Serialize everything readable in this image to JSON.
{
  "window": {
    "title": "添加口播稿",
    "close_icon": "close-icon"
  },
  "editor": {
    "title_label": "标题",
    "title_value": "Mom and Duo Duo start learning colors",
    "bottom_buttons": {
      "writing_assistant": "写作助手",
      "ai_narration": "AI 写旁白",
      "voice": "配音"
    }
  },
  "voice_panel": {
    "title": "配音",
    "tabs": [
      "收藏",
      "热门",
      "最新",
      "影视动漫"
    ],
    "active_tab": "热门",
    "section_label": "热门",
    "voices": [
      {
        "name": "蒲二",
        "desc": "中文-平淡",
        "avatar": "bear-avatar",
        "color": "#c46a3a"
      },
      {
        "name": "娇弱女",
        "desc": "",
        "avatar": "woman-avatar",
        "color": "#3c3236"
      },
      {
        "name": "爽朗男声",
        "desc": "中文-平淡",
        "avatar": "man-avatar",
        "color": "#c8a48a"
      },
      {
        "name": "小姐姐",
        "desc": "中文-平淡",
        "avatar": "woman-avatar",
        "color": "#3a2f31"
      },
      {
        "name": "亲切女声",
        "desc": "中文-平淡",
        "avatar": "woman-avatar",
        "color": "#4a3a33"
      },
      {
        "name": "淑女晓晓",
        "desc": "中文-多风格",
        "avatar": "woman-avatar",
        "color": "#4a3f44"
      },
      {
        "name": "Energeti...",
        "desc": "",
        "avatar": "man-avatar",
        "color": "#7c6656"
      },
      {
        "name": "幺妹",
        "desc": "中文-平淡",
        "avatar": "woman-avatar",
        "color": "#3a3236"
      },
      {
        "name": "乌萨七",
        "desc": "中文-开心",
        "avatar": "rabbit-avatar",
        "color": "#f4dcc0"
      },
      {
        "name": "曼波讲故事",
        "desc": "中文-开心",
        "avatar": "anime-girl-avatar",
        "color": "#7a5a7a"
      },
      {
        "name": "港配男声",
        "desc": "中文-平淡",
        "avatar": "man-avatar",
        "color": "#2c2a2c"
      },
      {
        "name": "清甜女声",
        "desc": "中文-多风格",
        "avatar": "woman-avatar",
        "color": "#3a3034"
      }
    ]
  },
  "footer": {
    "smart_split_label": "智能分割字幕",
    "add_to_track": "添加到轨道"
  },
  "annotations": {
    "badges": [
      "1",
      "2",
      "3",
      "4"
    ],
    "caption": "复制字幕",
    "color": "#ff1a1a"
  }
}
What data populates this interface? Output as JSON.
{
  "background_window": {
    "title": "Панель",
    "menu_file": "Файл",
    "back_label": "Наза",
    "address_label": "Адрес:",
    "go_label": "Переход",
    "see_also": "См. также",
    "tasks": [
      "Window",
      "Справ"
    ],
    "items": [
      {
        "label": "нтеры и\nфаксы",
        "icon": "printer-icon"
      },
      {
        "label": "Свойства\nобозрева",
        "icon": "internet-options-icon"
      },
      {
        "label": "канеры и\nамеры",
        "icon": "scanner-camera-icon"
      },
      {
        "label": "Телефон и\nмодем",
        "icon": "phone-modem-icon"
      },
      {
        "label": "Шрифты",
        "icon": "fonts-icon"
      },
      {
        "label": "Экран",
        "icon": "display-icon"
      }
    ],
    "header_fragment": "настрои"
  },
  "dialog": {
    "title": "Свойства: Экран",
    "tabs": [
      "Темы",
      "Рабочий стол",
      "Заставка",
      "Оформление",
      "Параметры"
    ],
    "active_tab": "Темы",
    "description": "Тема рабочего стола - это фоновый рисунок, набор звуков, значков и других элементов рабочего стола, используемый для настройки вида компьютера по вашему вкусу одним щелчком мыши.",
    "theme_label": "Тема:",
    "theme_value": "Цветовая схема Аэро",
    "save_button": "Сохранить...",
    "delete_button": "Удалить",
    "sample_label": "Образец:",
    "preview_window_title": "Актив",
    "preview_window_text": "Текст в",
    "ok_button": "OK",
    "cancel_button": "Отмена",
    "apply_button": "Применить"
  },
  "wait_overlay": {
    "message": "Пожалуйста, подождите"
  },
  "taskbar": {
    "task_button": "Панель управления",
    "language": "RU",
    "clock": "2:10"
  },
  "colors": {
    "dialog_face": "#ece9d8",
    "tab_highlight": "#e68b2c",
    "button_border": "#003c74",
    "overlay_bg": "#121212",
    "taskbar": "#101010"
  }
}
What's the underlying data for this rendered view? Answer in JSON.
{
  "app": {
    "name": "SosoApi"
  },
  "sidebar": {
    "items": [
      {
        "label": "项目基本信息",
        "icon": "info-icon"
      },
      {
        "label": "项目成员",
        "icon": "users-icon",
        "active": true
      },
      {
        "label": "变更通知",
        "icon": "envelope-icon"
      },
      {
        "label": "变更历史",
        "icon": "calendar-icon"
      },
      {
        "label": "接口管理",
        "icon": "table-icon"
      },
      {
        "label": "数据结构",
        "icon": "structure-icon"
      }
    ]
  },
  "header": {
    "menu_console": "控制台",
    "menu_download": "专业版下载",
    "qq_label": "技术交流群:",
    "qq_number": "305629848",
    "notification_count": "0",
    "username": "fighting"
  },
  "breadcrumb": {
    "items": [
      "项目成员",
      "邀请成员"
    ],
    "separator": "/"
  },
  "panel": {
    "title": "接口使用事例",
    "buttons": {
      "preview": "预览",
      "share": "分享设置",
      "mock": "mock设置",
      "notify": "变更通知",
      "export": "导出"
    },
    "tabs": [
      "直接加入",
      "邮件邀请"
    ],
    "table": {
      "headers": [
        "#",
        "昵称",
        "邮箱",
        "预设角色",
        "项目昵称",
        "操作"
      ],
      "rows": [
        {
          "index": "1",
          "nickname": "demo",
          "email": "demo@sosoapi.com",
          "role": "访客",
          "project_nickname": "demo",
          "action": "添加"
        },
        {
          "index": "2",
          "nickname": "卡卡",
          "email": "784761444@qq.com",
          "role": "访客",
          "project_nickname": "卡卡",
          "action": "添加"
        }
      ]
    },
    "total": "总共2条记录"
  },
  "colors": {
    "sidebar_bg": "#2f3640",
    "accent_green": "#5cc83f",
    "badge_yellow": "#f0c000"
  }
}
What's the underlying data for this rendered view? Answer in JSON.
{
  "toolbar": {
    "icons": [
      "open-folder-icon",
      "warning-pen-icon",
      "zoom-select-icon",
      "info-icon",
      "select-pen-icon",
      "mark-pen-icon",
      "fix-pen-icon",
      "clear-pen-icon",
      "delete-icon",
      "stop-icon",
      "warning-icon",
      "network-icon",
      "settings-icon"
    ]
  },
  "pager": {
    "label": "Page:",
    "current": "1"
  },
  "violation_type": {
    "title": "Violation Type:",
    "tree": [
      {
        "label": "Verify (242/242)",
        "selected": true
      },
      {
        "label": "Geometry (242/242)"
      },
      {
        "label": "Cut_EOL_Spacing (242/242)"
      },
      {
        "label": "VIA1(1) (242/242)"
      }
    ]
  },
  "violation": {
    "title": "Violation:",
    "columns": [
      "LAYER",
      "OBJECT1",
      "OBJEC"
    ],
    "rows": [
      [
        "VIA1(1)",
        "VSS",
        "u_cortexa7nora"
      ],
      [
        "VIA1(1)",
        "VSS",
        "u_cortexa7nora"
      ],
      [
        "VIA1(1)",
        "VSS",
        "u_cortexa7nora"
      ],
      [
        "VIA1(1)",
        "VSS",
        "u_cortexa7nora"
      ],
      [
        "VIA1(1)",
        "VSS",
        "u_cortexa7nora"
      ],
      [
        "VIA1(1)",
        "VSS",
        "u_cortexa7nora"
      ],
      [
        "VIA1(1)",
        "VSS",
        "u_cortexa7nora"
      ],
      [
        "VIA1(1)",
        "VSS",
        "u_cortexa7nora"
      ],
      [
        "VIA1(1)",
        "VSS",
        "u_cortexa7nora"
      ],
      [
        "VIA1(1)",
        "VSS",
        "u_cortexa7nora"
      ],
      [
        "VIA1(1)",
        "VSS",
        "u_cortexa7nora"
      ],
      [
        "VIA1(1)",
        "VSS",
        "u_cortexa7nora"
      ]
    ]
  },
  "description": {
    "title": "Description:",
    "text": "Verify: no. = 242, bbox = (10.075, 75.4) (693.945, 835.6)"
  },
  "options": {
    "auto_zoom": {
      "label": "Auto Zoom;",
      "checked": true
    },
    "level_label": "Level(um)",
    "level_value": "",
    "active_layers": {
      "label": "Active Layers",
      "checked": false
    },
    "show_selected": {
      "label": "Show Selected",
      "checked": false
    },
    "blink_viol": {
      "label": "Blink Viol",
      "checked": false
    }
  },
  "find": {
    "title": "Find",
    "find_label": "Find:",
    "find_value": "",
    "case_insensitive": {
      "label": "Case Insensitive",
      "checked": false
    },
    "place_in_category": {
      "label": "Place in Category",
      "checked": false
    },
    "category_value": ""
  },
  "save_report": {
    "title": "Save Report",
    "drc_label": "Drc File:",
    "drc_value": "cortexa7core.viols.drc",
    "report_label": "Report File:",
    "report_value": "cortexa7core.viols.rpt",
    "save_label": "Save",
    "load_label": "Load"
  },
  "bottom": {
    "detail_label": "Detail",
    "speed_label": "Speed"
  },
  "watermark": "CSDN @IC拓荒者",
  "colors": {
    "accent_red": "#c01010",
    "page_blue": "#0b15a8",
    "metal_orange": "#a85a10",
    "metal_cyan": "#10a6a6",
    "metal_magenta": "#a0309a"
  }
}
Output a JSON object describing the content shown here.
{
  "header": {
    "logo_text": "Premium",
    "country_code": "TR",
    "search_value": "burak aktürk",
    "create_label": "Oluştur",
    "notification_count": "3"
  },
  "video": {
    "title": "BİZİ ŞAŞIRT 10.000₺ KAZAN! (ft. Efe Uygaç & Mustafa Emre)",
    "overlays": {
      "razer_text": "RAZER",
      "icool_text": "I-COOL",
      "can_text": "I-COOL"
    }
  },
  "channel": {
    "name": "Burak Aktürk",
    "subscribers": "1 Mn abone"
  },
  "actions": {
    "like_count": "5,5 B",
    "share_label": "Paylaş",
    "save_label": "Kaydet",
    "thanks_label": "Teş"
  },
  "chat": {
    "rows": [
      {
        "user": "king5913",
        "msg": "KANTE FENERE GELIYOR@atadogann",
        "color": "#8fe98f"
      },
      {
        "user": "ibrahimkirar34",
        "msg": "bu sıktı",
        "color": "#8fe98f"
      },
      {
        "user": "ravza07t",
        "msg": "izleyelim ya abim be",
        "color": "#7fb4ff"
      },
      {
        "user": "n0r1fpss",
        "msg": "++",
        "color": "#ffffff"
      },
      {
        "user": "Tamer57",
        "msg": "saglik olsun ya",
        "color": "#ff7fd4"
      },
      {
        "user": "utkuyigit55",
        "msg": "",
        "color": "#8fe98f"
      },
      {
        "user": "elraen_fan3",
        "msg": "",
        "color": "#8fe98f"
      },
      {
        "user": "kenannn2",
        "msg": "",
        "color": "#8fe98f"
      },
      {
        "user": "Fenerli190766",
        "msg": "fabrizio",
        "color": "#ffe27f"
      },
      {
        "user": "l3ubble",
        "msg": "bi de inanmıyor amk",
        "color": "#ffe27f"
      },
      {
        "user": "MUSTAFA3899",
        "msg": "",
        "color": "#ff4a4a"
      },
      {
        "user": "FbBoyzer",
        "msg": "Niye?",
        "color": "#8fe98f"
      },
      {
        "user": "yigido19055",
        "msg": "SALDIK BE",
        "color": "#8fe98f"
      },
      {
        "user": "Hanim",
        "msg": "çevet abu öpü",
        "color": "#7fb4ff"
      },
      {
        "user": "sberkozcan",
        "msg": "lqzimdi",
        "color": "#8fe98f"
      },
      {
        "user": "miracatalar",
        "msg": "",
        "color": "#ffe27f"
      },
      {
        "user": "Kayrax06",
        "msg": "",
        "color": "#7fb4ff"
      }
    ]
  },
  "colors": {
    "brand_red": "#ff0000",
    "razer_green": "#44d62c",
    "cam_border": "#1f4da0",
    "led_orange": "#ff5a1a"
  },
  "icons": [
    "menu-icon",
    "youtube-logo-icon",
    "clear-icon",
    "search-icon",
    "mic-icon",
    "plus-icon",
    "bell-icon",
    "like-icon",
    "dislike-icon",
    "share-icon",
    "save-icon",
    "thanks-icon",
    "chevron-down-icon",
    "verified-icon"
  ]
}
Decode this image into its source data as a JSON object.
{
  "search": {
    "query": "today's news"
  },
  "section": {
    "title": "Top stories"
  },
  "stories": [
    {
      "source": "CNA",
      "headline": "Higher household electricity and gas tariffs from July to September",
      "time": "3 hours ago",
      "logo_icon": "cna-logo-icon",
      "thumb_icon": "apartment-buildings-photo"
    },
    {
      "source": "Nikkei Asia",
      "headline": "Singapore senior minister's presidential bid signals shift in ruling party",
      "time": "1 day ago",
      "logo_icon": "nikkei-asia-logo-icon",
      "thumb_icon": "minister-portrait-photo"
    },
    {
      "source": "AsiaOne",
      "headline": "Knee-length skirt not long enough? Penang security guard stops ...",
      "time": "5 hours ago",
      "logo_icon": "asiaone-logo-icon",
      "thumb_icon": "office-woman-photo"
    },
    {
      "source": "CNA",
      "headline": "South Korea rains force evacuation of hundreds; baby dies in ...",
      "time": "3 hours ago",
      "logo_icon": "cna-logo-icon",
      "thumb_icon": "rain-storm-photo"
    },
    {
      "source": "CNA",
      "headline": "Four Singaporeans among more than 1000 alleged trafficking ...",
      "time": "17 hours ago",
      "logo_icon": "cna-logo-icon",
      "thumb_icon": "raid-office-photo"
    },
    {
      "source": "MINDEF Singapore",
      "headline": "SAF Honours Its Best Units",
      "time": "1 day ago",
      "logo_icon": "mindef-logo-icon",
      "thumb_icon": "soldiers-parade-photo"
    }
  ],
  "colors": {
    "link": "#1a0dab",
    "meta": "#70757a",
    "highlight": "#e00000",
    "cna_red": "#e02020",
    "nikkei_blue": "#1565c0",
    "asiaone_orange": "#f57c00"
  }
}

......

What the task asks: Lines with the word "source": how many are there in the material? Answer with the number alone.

Answer for this exercise: 7